▶ Work instructions
The full set of entries is to be printed exactly, with pictures excluded.

*** Given data Section Begins ***

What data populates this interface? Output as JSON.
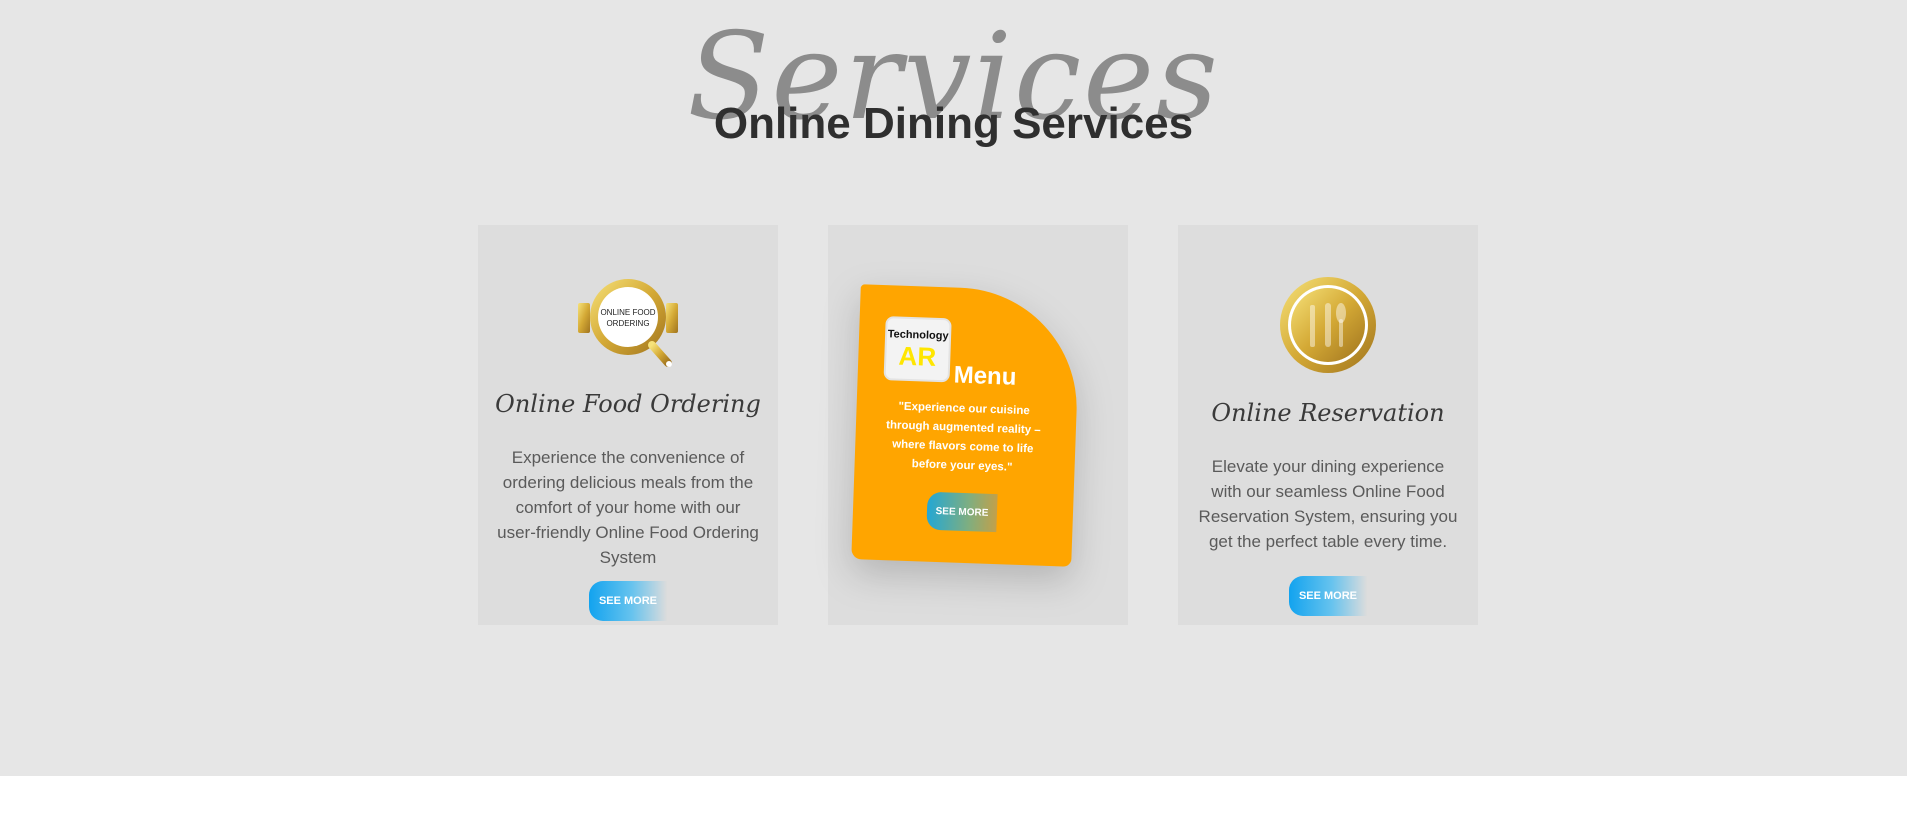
{
  "section": {
    "bg_script": "Services",
    "title": "Online Dining Services"
  },
  "cards": [
    {
      "logo_text_line1": "ONLINE FOOD",
      "logo_text_line2": "ORDERING",
      "title": "Online Food Ordering",
      "description": "Experience the convenience of ordering delicious meals from the comfort of your home with our user-friendly Online Food Ordering System",
      "button": "SEE MORE"
    },
    {
      "badge_top": "Technology",
      "badge_big": "AR",
      "menu_word": "Menu",
      "quote": "\"Experience our cuisine through augmented reality – where flavors come to life before your eyes.\"",
      "button": "SEE MORE"
    },
    {
      "title": "Online Reservation",
      "description": "Elevate your dining experience with our seamless Online Food Reservation System, ensuring you get the perfect table every time.",
      "button": "SEE MORE"
    }
  ],
  "colors": {
    "section_bg": "#e6e6e6",
    "card_bg": "#dddddd",
    "ar_orange": "#ffa500",
    "gold": "#d4a935",
    "button_blue": "#12a3ef"
  },
  "icons": {
    "card1": "frying-pan-logo-icon",
    "card3": "fork-spoon-knife-icon"
  }
}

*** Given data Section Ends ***

▶ Problem solution
What data populates this interface? Output as JSON.
{
  "section": {
    "bg_script": "Services",
    "title": "Online Dining Services"
  },
  "cards": [
    {
      "logo_text_line1": "ONLINE FOOD",
      "logo_text_line2": "ORDERING",
      "title": "Online Food Ordering",
      "description": "Experience the convenience of ordering delicious meals from the comfort of your home with our user-friendly Online Food Ordering System",
      "button": "SEE MORE"
    },
    {
      "badge_top": "Technology",
      "badge_big": "AR",
      "menu_word": "Menu",
      "quote": "\"Experience our cuisine through augmented reality – where flavors come to life before your eyes.\"",
      "button": "SEE MORE"
    },
    {
      "title": "Online Reservation",
      "description": "Elevate your dining experience with our seamless Online Food Reservation System, ensuring you get the perfect table every time.",
      "button": "SEE MORE"
    }
  ],
  "colors": {
    "section_bg": "#e6e6e6",
    "card_bg": "#dddddd",
    "ar_orange": "#ffa500",
    "gold": "#d4a935",
    "button_blue": "#12a3ef"
  },
  "icons": {
    "card1": "frying-pan-logo-icon",
    "card3": "fork-spoon-knife-icon"
  }
}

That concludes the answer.